Here are the organizing principles for the confab:
1. We all get to go: The ability to engage anyone in being a part of or contributing to an experience (such as a space mission), no matter their training or location. A new paradigm for education, outreach, and the conduct of science in society that is truly participatory.
2. Remote Exploration: The ability to create high fidelity environments rendered from external data or models such that exploration, design and analysis that is truly inter-operable with the physical world can take place within them.
3. Become the data: A vision of a potential future where boundaries between the physical and the virtual have ceased to be meaningful. What would this future look like? Is this plausible? Is it desirable? Why and Why not.
This third vision, "become the data," hearkens to my own vision of the future interactions between us and digital information. When the "computer" becomes transparent, nothing will intervene between us and data, so we will be able to display, manipulate, mash and learn from it so much more easily. It's not exactly what NASA alludes to here, the space folks are far ahead of me, but it's easy enough to imagine a moment when we immerse ourselves fully in synthetic worlds where divisions between us and information disappear.
That's where it all gets fuzzy for me. So much of what we do on computers today merely apes the physical world--this blog for example appears to you as do words typed on paper--that it is hard to envision a future not based on images of the past.
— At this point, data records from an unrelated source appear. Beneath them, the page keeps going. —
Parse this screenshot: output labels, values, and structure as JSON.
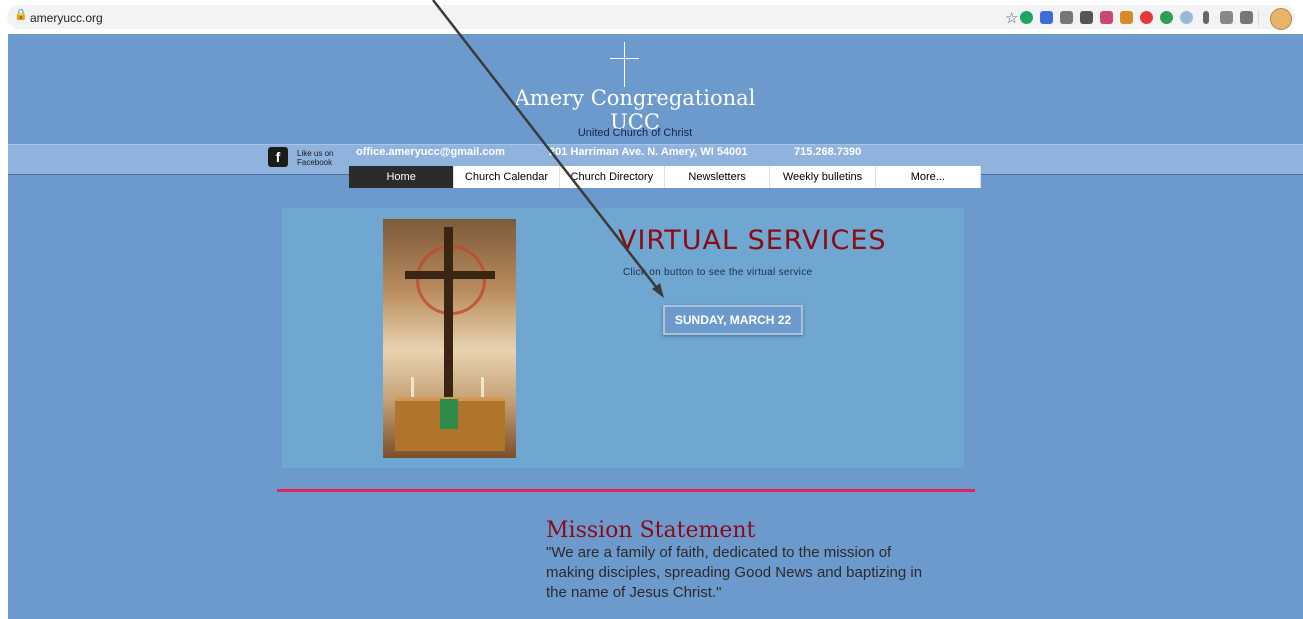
{
  "browser": {
    "url": "ameryucc.org"
  },
  "site": {
    "title": "Amery Congregational UCC",
    "subtitle": "United Church of Christ",
    "facebook_label": "Like us on Facebook",
    "email": "office.ameryucc@gmail.com",
    "address": "201 Harriman Ave. N. Amery, WI 54001",
    "phone": "715.268.7390"
  },
  "nav": {
    "items": [
      {
        "label": "Home",
        "active": true
      },
      {
        "label": "Church Calendar"
      },
      {
        "label": "Church Directory"
      },
      {
        "label": "Newsletters"
      },
      {
        "label": "Weekly bulletins"
      },
      {
        "label": "More..."
      }
    ]
  },
  "hero": {
    "heading": "VIRTUAL SERVICES",
    "instruction": "Click on button to see the virtual service",
    "button_label": "SUNDAY, MARCH 22"
  },
  "mission": {
    "heading": "Mission Statement",
    "text": "\"We are a family of faith, dedicated to the mission of making disciples, spreading Good News and baptizing in the name of Jesus Christ.\""
  },
  "colors": {
    "site_bg": "#6d9acd",
    "hero_bg": "#6fa7d0",
    "heading_red": "#8b0b14",
    "divider": "#e0245e"
  }
}
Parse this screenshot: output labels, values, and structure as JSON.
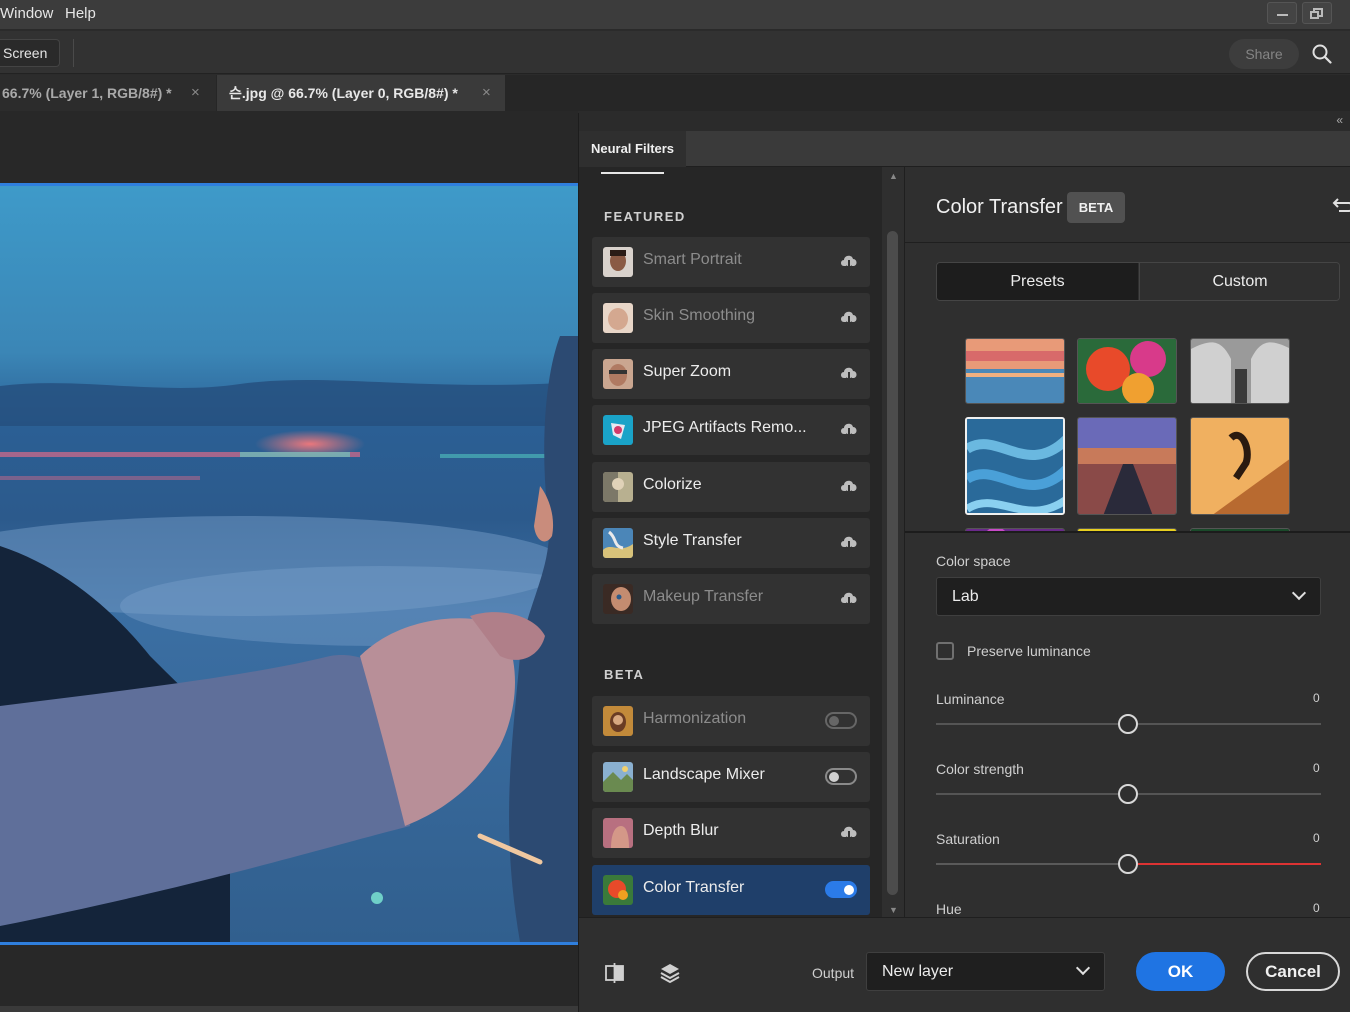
{
  "menu": {
    "items": [
      "Window",
      "Help"
    ]
  },
  "options_bar": {
    "screen_mode": "Screen",
    "share_label": "Share"
  },
  "doc_tabs": [
    {
      "label": "66.7% (Layer 1, RGB/8#) *",
      "close": "×"
    },
    {
      "label": "슨.jpg @ 66.7% (Layer 0, RGB/8#) *",
      "close": "×"
    }
  ],
  "panel": {
    "tab": "Neural Filters",
    "collapse": "«",
    "featured_label": "FEATURED",
    "beta_label": "BETA",
    "featured": [
      {
        "label": "Smart Portrait",
        "dim": true,
        "control": "cloud"
      },
      {
        "label": "Skin Smoothing",
        "dim": true,
        "control": "cloud"
      },
      {
        "label": "Super Zoom",
        "dim": false,
        "control": "cloud"
      },
      {
        "label": "JPEG Artifacts Remo...",
        "dim": false,
        "control": "cloud"
      },
      {
        "label": "Colorize",
        "dim": false,
        "control": "cloud"
      },
      {
        "label": "Style Transfer",
        "dim": false,
        "control": "cloud"
      },
      {
        "label": "Makeup Transfer",
        "dim": true,
        "control": "cloud"
      }
    ],
    "beta": [
      {
        "label": "Harmonization",
        "dim": true,
        "control": "toggle-off"
      },
      {
        "label": "Landscape Mixer",
        "dim": false,
        "control": "toggle-off"
      },
      {
        "label": "Depth Blur",
        "dim": false,
        "control": "cloud"
      },
      {
        "label": "Color Transfer",
        "dim": false,
        "control": "toggle-on",
        "active": true
      }
    ]
  },
  "settings": {
    "title": "Color Transfer",
    "badge": "BETA",
    "segments": [
      "Presets",
      "Custom"
    ],
    "active_segment": "Presets",
    "selected_preset_index": 3,
    "color_space_label": "Color space",
    "color_space_value": "Lab",
    "preserve_luminance_label": "Preserve luminance",
    "preserve_luminance_checked": false,
    "sliders": [
      {
        "label": "Luminance",
        "value": "0"
      },
      {
        "label": "Color strength",
        "value": "0"
      },
      {
        "label": "Saturation",
        "value": "0"
      },
      {
        "label": "Hue",
        "value": "0"
      }
    ]
  },
  "footer": {
    "output_label": "Output",
    "output_value": "New layer",
    "ok_label": "OK",
    "cancel_label": "Cancel"
  },
  "colors": {
    "accent": "#1f74e3",
    "active_item": "#1f3f6a",
    "canvas_border": "#2f7fde"
  },
  "icons": [
    "search-icon",
    "cloud-download-icon",
    "reset-icon",
    "compare-icon",
    "layers-icon",
    "chevron-down-icon",
    "minimize-icon",
    "restore-icon"
  ]
}
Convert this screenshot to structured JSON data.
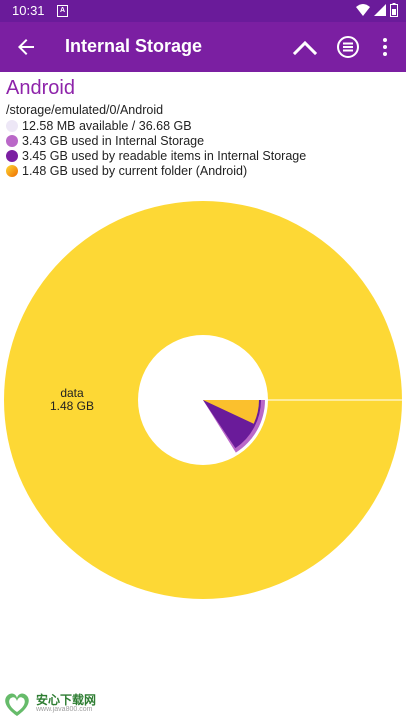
{
  "status_bar": {
    "time": "10:31",
    "notification_glyph": "A",
    "icons": [
      "wifi-icon",
      "signal-icon",
      "battery-icon"
    ]
  },
  "app_bar": {
    "title": "Internal Storage",
    "color": "#7b1fa2",
    "icons": [
      "back-arrow-icon",
      "chevron-up-icon",
      "list-menu-icon",
      "overflow-menu-icon"
    ]
  },
  "folder": {
    "name": "Android",
    "path": "/storage/emulated/0/Android"
  },
  "legend": [
    {
      "text": "12.58 MB available / 36.68 GB",
      "color": "#ede7f6"
    },
    {
      "text": "3.43 GB used in Internal Storage",
      "color": "#ba68c8"
    },
    {
      "text": "3.45 GB used by readable items in Internal Storage",
      "color": "#7b1fa2"
    },
    {
      "text": "1.48 GB used by current folder (Android)",
      "color": "#fdd835"
    }
  ],
  "chart_data": {
    "type": "pie",
    "style": "sunburst",
    "slices": [
      {
        "label": "data",
        "value_text": "1.48 GB",
        "value": 1.48,
        "unit": "GB",
        "color": "#fdd835"
      }
    ],
    "inner_ring": {
      "used_internal_gb": 3.43,
      "used_readable_gb": 3.45,
      "current_folder_gb": 1.48,
      "colors": {
        "used": "#ba68c8",
        "readable": "#6a1b9a",
        "folder": "#fbc02d"
      }
    }
  },
  "watermark": {
    "main": "安心下载网",
    "sub": "www.java800.com"
  }
}
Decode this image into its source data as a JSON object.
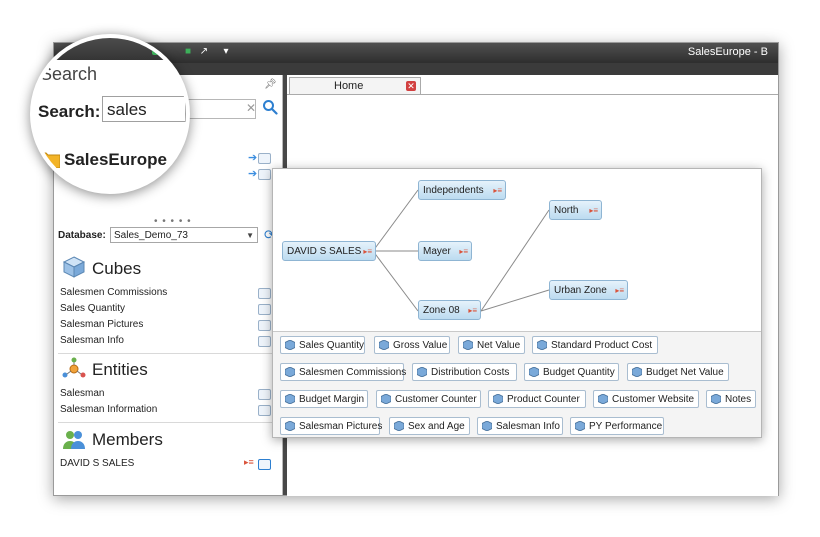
{
  "titlebar": {
    "title": "SalesEurope - B"
  },
  "search": {
    "title": "Search",
    "label": "Search:",
    "value": "sales"
  },
  "cube_header": {
    "name": "SalesEurope"
  },
  "database": {
    "label": "Database:",
    "value": "Sales_Demo_73"
  },
  "sections": {
    "cubes": {
      "title": "Cubes",
      "items": [
        "Salesmen Commissions",
        "Sales Quantity",
        "Salesman Pictures",
        "Salesman Info"
      ]
    },
    "entities": {
      "title": "Entities",
      "items": [
        "Salesman",
        "Salesman Information"
      ]
    },
    "members": {
      "title": "Members",
      "items": [
        "DAVID S SALES"
      ]
    }
  },
  "document": {
    "tab_label": "Home"
  },
  "tree": {
    "root": "DAVID S SALES",
    "level1": [
      "Independents",
      "Mayer",
      "Zone 08"
    ],
    "level2": [
      "North",
      "Urban Zone"
    ]
  },
  "cube_chips": [
    [
      "Sales Quantity",
      "Gross Value",
      "Net Value",
      "Standard Product Cost"
    ],
    [
      "Salesmen Commissions",
      "Distribution Costs",
      "Budget Quantity",
      "Budget Net Value"
    ],
    [
      "Budget Margin",
      "Customer Counter",
      "Product Counter",
      "Customer Website",
      "Notes"
    ],
    [
      "Salesman Pictures",
      "Sex and Age",
      "Salesman Info",
      "PY Performance"
    ]
  ],
  "icons": [
    "pin-icon",
    "search-icon",
    "clear-icon",
    "refresh-icon",
    "cube-icon",
    "entities-icon",
    "members-icon",
    "comment-icon",
    "arrow-icon",
    "close-icon",
    "folder-icon"
  ],
  "colors": {
    "accent": "#2d7fd0",
    "node_fill": "#cfe6f7",
    "titlebar": "#3a3a3a"
  }
}
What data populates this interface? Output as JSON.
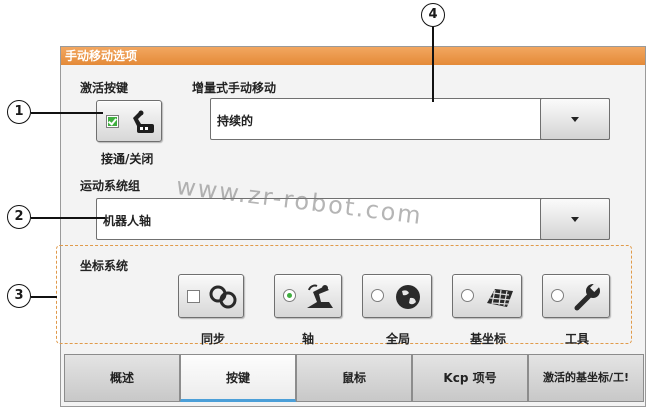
{
  "panel": {
    "title": "手动移动选项"
  },
  "activation": {
    "label": "激活按键",
    "toggle_label": "接通/关闭",
    "checked": true,
    "icon": "robot-teach-icon"
  },
  "incremental": {
    "label": "增量式手动移动",
    "value": "持续的",
    "dropdown_icon": "chevron-down-icon"
  },
  "motion_group": {
    "label": "运动系统组",
    "value": "机器人轴",
    "dropdown_icon": "chevron-down-icon"
  },
  "coordinate_system": {
    "label": "坐标系统",
    "options": [
      {
        "label": "同步",
        "control": "checkbox",
        "selected": false,
        "icon": "sync-link-icon"
      },
      {
        "label": "轴",
        "control": "radio",
        "selected": true,
        "icon": "axis-robot-icon"
      },
      {
        "label": "全局",
        "control": "radio",
        "selected": false,
        "icon": "globe-icon"
      },
      {
        "label": "基坐标",
        "control": "radio",
        "selected": false,
        "icon": "base-grid-icon"
      },
      {
        "label": "工具",
        "control": "radio",
        "selected": false,
        "icon": "wrench-icon"
      }
    ]
  },
  "tabs": [
    {
      "label": "概述",
      "active": false
    },
    {
      "label": "按键",
      "active": true
    },
    {
      "label": "鼠标",
      "active": false
    },
    {
      "label": "Kcp 项号",
      "active": false
    },
    {
      "label": "激活的基坐标/工!",
      "active": false
    }
  ],
  "callouts": [
    "1",
    "2",
    "3",
    "4"
  ],
  "watermark": "www.zr-robot.com",
  "colors": {
    "title_bar": "#e8913e",
    "dashed_border": "#e09a4a",
    "active_tab_underline": "#4b9fd8",
    "selected_indicator": "#3fae3f"
  }
}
Last night, reading the page proofs of "The Making of Second Life," a new book by Wagner James Au, I was fascinated to discover that the makers of the best-known virtual world had planned to create a sort of online Eden that users could interact in, but not change. Instead, SL became something quite other because, like no other synthetic world before it, SL permits its users to create the environment, tinker with it, collaborate in building and see their results immediately. So the creators gave over the controls to the players and SL became something they could not have imagined. Similarly with the evolution of the Web and our interface with computers and my dear career, journalism. We simply have no coherent idea--we're all just placing bets on the outcome and dancing as fast as we can.
Wish I could be at Ames this weekend . . .